Many wealth managers mistakenly view cybersecurity as largely preventing outsiders from stealing client assets and information. However, insiders are a big—if not bigger—threat.

More specifically, it is much easier for employees to steal. Many have credentials that provide access to client information and custodial accounts. They also understand their employer’s business structure and procedures, allowing them to better cover their tracks. Additionally, they can sell stolen information for a lot of money. One client’s personal information is worth as much as $1,000 on the dark web.

Another equally dangerous insider threat is tied to what employees do inadvertently. A single employee who ignores company policies and procedures can undermine a firm’s cyber defenses. Additionally (as we will detail in a later article in this series), what employees do personally online away from work can create numerous opportunities to breach a wealth manager.

This is the fourth in a series of articles on wealth manager cybersecurity. It looks at what firms will need to do to protect themselves from insider attacks. Certainly, more than a few industry participants may be somewhat offended when we suggest that their employees (and even partners) pose a risk of data theft. Their organizations were built on trust. However, as they grow and experience greater employee turnover, the risk of such incidents increases geometrically.

Indeed, most employee data thefts take place when an individual starts a new job, leaves their current one or gives notice. There have even been instances of cybergang members becoming employees of companies that they hope to breach.

Like all other aspects of cybersecurity, protecting against either inadvertent or malicious insider data theft is risk management as opposed to risk elimination, and industry participants must balance security with functionality. The former is best managed through a combination of education, supervision and monitoring along with zero tolerance for failing to follow company cybersecurity policies. Unfortunately, this can be challenging because the biggest offenders are often senior management.

Protecting against malicious insider data theft can be best managed by following these five principles:

1. Limit access to information solely to those with a need to know. Aside from senior management and compliance staff, only employees who work with a client should be issued credentials to access that person’s information. This limits the amount of information a single employee can steal and it also has the added benefit of complicating the ability of outsiders who have breached the firm’s systems to steal large amounts of client data.

2. Limit access to those with a need to use. Although employees need to access the custodial accounts of clients they work with, the ability to initiate transactions should be limited to a small number of authorized individuals. This safeguard not only reduces the risk of a rogue employee stealing money from a client account, it also prevents cybercriminals who have breached the company’s systems from likewise doing so.

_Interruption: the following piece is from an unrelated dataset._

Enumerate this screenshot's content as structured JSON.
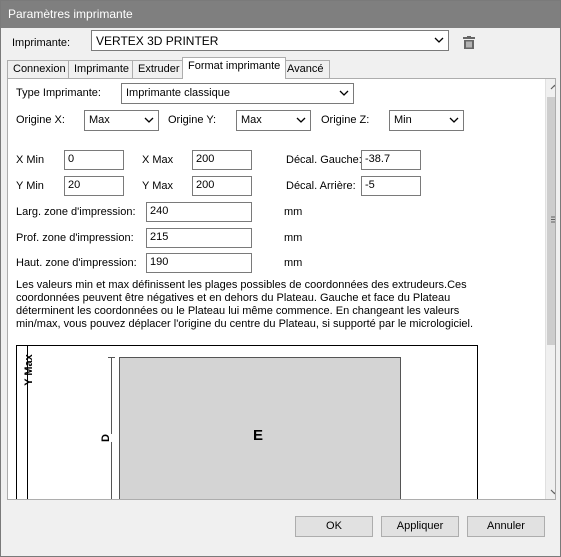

3. Control where and how data is stored. Ideally, most client data should be stored in the cloud and not on devices. Cloud data storage companies have layers of cybersecurity, making them much harder to hack than wealth management firms. Additionally, should a cloud provider be hacked, and client data stolen, the financial and regulatory liability for the wealth manager involved is likely a fraction of that of an incident when it is solely responsible for a breach.

Granted, some client information must be stored on devices at different points in time. However, it should be minimized and, when no longer needed, erased from the device. Similarly, all passwords and credentials should be stored in a password manager and not a device and the password manager’s passcode should be memorized by its user.

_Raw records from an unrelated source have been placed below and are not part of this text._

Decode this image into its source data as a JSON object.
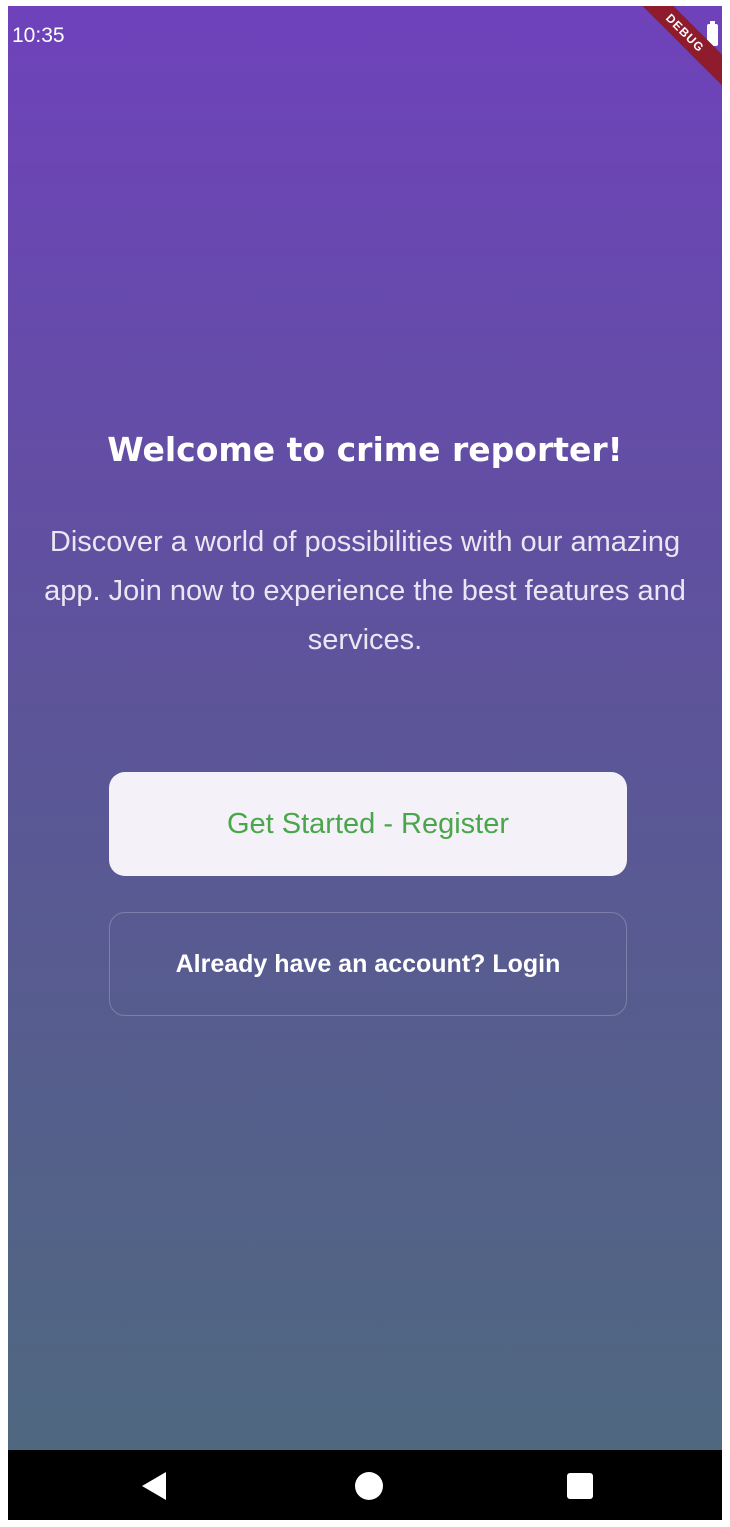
{
  "status_bar": {
    "time": "10:35",
    "icons": [
      "battery-icon"
    ]
  },
  "debug_banner": "DEBUG",
  "welcome": {
    "title": "Welcome to crime reporter!",
    "description": "Discover a world of possibilities with our amazing app. Join now to experience the best features and services."
  },
  "buttons": {
    "register_label": "Get Started - Register",
    "login_label": "Already have an account? Login"
  },
  "nav_bar": {
    "icons": [
      "back-icon",
      "home-icon",
      "recents-icon"
    ]
  },
  "colors": {
    "gradient_top": "#6f42bb",
    "gradient_bottom": "#4f6880",
    "register_text": "#4aa64b",
    "register_bg": "#f5f1f8",
    "debug_ribbon": "#8e1c2c"
  }
}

4. Control access to where devices with information are located. Cybercriminals do not have to access a device to steal its information. Rather, technology has existed for a long time allowing anyone—including employees, vendors and even clients—who is proximate to copy a device’s memory.

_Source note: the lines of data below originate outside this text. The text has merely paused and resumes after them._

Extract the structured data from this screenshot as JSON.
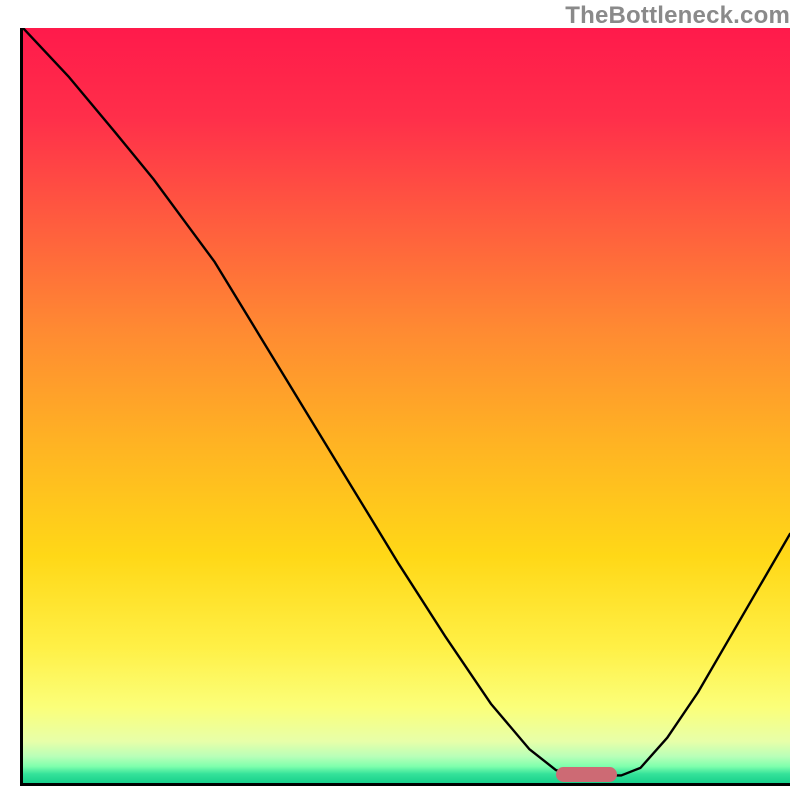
{
  "watermark": "TheBottleneck.com",
  "gradient_stops": [
    {
      "pos": 0.0,
      "color": "#ff1a4b"
    },
    {
      "pos": 0.12,
      "color": "#ff2f4a"
    },
    {
      "pos": 0.25,
      "color": "#ff5a3f"
    },
    {
      "pos": 0.4,
      "color": "#ff8a32"
    },
    {
      "pos": 0.55,
      "color": "#ffb323"
    },
    {
      "pos": 0.7,
      "color": "#ffd817"
    },
    {
      "pos": 0.82,
      "color": "#fff046"
    },
    {
      "pos": 0.9,
      "color": "#fbff7a"
    },
    {
      "pos": 0.945,
      "color": "#e7ffa9"
    },
    {
      "pos": 0.965,
      "color": "#b8ffb8"
    },
    {
      "pos": 0.978,
      "color": "#7fffad"
    },
    {
      "pos": 0.988,
      "color": "#35e29a"
    },
    {
      "pos": 1.0,
      "color": "#17d08b"
    }
  ],
  "marker": {
    "x_frac": 0.732,
    "y_frac": 0.985,
    "w_frac": 0.079,
    "h_frac": 0.02,
    "color": "#cd6a74"
  },
  "chart_data": {
    "type": "line",
    "title": "",
    "xlabel": "",
    "ylabel": "",
    "xlim": [
      0,
      1
    ],
    "ylim": [
      0,
      1
    ],
    "series": [
      {
        "name": "bottleneck-curve",
        "points": [
          {
            "x": 0.0,
            "y": 1.0
          },
          {
            "x": 0.06,
            "y": 0.935
          },
          {
            "x": 0.12,
            "y": 0.862
          },
          {
            "x": 0.17,
            "y": 0.8
          },
          {
            "x": 0.21,
            "y": 0.745
          },
          {
            "x": 0.25,
            "y": 0.69
          },
          {
            "x": 0.31,
            "y": 0.59
          },
          {
            "x": 0.37,
            "y": 0.49
          },
          {
            "x": 0.43,
            "y": 0.39
          },
          {
            "x": 0.49,
            "y": 0.29
          },
          {
            "x": 0.55,
            "y": 0.195
          },
          {
            "x": 0.61,
            "y": 0.105
          },
          {
            "x": 0.66,
            "y": 0.045
          },
          {
            "x": 0.695,
            "y": 0.017
          },
          {
            "x": 0.72,
            "y": 0.01
          },
          {
            "x": 0.78,
            "y": 0.01
          },
          {
            "x": 0.805,
            "y": 0.02
          },
          {
            "x": 0.84,
            "y": 0.06
          },
          {
            "x": 0.88,
            "y": 0.12
          },
          {
            "x": 0.92,
            "y": 0.19
          },
          {
            "x": 0.96,
            "y": 0.26
          },
          {
            "x": 1.0,
            "y": 0.33
          }
        ]
      }
    ],
    "optimal_marker_x": 0.73
  }
}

Hence, devices with sensitive information should be kept in separate rooms with controlled access. They also should be stored using a Faraday cage, a shielding device that makes it much harder for someone proximate to copy their data.

However Israeli scientists recently found a way to defeat a Faraday cage by using devices infected with malware. They not only copy data but also automatically export it. Consequently, individuals working with devices that have sensitive information should be barred from bringing other devices into the room.

5. Limit the ability to download information to those with a need to provide. Client information should only be downloaded when provided to clients. Employees can complete their work online without downloading it and placing it at the risk of theft.

More importantly, only trained senior client team members should be issued the necessary credentials to download client data, only for those clients who they work with and only for one client at a time. Downloads should also be limited to either pdf or printed form. Lastly, the company’s systems should both record the authorizing employee for each download and alert senior management of any instances of unusually large or atypical data downloads.

Certainly, each of these principles creates new burdens for wealth managers, increases costs and reduces productivity. Hence, every firm must find a way to balance protecting itself with its ability to make money.

That said, a recent study found the average cost of an insider data theft now exceeds $15 million per incident. Wealth managers must decide whether they want to pay less now or a lot more later.

Mark Hurley is CEO of Digital Privacy and Protection (DPP). Carmine Cicalese, COL, U.S. Army Retired, is senior advisor and partner at DPP.